This morning The Hindu carried a nice write-up on my friend VV Sankapani.

I was delighted at this, for it is high time that someone like him was recognised in some way. For Sanku, as we all refer to him, is a lover of cricket, and that is understating it a bit. Cricket is Sanku’s lifeblood, his breath of life and his very being. And he has always been amazingly good at it.

I have known Sanku practically from the cradle, we both joined in the LKG at Vidya Mandir in 1969. As the years went by, our characters crystallised. There were some fantastic all-rounders in our class, who excelled in everything. Then there were one track minds in which category you could put Sanku and me. The only difference was that I was wholly and solely into the arts, language and history, while Sanku was entirely into sports.

Even today, give me a ball and I wouldn’t know what to do with it. I assume Sanku reacts the same way with a paint brush. But he was outstanding in sports, particularly cricket. And when we grew up, he followed his passion. He never played for the state or went national and I dont know what goes into the selection of people for such things (I bet Sanku has no clue as to how Sabhas select musicians either). But he enjoyed his time playing for Alwarpet and such like and indulged in his love for cricket to the hilt.
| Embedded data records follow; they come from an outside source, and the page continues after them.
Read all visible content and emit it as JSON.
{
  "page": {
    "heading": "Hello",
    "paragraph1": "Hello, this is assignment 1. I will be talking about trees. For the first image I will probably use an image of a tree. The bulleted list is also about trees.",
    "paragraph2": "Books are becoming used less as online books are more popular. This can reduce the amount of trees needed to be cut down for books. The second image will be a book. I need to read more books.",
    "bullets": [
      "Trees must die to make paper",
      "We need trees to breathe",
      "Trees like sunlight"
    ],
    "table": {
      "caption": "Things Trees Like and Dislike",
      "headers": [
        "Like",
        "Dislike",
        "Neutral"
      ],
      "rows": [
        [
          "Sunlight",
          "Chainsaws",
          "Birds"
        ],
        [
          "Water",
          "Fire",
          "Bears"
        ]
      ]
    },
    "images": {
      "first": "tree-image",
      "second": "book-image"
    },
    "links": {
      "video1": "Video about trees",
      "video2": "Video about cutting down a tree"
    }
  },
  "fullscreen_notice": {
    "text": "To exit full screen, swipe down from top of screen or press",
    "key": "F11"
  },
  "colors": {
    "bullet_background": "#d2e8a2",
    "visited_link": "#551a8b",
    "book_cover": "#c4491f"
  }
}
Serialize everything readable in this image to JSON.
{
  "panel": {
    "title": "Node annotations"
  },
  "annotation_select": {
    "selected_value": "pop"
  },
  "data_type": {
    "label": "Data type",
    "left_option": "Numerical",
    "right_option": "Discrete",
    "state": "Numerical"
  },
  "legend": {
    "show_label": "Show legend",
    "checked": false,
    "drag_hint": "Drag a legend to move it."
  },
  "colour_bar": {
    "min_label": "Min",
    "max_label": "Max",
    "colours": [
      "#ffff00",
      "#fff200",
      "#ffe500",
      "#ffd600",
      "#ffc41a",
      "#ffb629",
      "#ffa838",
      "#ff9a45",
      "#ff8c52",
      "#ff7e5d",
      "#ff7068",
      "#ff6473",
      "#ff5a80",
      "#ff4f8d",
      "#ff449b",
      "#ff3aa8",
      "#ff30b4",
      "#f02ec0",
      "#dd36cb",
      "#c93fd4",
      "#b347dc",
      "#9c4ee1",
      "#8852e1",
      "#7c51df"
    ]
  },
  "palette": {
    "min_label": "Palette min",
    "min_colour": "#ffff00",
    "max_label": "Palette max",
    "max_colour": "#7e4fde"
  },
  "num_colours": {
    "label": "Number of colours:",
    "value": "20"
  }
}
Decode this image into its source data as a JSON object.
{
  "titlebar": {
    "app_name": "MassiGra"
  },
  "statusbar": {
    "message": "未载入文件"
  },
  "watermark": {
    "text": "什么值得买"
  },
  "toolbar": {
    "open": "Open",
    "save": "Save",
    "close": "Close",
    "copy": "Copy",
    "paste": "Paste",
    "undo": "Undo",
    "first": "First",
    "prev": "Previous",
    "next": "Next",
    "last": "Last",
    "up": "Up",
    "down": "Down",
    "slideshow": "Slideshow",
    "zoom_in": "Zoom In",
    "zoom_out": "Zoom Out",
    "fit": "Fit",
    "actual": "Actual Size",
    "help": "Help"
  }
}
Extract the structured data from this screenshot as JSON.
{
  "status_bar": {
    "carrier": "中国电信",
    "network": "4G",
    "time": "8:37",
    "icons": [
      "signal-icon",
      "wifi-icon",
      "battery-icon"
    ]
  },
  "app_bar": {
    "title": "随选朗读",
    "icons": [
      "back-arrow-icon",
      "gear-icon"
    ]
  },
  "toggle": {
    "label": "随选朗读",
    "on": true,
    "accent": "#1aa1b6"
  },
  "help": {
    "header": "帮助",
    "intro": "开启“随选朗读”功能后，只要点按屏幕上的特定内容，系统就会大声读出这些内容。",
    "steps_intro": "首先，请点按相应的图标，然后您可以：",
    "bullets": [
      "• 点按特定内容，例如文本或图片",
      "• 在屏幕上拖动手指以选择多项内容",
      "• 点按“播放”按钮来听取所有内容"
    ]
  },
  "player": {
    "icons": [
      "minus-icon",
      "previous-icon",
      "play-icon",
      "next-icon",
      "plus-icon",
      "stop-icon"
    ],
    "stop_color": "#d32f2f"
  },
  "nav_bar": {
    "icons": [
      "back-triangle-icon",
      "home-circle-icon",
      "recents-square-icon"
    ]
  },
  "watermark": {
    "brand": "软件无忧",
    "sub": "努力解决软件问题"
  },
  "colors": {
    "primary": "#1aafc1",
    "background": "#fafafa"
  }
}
He may not be the kind that is besieged for autographs but when a tally is made of those to whom cricket meant everything to the exclusion of all else, his name will be there. It is people like him as much as the stars who make a game. Now Sanku acts as a liaison man for visiting teams and continues his love for the game.

Even today it is possible to see Sanku jogging or cycling around Nageswara Rao Park. At a time when his compatriots such as me are thinking about hypertension, jelly in the belly and other such problems, Sanku remains fit as a fiddle. We meet once in a while and each has a vague idea about the other’s area of specialisation. But our affection for each other has remained undiminished. Long may Sanku remain fit and keep the flame of true cricket burning.

One of the V’s in Sanku’s name stands for Vembaukkam, the village that gave a number of legal luminaries to Madras – Sir V Bhashyam Iyengar, VV Srinivasa Iyengar, Sir VC Desikachari, VC Seshachari, VC Gopalarathnam and so on. All of them were pillars of Mylapore as well. Sanku may have propped the village up with a pair (or is it a trio) of stumps but he is one of the pillars of Mylapore anyway.